* **Instructions to follow**
Work out how many lines in the material beneath contain "date". Give only that number.

>>>>

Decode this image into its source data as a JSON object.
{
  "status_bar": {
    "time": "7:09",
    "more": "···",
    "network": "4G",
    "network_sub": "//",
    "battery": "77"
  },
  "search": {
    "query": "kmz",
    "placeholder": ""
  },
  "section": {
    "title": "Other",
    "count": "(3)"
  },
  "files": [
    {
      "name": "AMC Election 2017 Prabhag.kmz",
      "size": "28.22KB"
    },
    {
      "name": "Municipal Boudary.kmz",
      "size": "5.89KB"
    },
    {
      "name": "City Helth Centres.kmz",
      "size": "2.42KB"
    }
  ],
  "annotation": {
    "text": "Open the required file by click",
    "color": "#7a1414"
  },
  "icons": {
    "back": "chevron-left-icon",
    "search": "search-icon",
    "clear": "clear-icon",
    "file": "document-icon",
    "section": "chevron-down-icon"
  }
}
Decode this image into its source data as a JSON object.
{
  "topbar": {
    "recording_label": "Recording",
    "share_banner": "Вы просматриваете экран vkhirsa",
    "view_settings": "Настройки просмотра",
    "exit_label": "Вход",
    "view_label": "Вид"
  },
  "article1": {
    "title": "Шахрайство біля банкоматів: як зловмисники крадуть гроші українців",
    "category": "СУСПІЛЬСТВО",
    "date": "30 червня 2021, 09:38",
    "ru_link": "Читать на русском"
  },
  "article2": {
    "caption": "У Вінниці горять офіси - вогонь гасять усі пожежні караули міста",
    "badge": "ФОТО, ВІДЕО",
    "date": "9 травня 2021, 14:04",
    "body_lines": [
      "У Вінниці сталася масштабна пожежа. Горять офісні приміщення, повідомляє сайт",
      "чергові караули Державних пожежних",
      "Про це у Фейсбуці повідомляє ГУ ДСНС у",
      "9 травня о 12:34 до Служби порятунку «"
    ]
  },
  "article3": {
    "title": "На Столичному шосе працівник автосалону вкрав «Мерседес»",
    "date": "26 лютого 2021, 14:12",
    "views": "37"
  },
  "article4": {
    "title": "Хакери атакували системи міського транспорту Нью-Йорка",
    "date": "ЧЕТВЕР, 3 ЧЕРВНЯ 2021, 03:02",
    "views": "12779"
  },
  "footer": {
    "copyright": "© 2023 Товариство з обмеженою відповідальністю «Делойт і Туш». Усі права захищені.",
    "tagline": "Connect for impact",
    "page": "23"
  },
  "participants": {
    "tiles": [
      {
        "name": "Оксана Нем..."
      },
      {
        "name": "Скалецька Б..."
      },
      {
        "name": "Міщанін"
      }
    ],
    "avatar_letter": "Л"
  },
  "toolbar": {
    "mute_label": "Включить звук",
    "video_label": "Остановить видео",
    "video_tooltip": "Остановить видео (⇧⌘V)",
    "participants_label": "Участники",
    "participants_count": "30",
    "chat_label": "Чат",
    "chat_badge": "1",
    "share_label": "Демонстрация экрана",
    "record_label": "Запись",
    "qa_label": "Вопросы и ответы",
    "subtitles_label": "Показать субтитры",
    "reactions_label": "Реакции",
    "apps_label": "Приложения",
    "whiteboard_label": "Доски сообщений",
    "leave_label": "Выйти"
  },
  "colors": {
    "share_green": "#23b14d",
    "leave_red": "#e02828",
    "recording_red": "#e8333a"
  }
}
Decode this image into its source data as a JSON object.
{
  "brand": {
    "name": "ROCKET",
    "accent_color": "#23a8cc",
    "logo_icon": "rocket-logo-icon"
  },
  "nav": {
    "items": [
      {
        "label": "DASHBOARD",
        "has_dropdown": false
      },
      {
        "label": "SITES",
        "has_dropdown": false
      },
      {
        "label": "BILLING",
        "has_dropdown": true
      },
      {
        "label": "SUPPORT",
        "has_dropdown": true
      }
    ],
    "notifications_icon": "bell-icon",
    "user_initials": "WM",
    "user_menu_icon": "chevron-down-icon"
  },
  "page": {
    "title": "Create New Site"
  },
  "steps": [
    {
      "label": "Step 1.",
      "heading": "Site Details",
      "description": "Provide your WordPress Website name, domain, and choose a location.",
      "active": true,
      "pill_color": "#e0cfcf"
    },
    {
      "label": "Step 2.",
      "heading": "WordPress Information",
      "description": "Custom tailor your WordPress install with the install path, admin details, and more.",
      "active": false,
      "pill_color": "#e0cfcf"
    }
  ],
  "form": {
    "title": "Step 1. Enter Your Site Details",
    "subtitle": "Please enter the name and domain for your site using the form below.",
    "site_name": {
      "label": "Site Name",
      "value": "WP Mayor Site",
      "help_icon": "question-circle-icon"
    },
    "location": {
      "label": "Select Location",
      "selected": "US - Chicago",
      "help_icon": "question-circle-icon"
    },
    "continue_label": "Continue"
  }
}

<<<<

* **Answer box**
4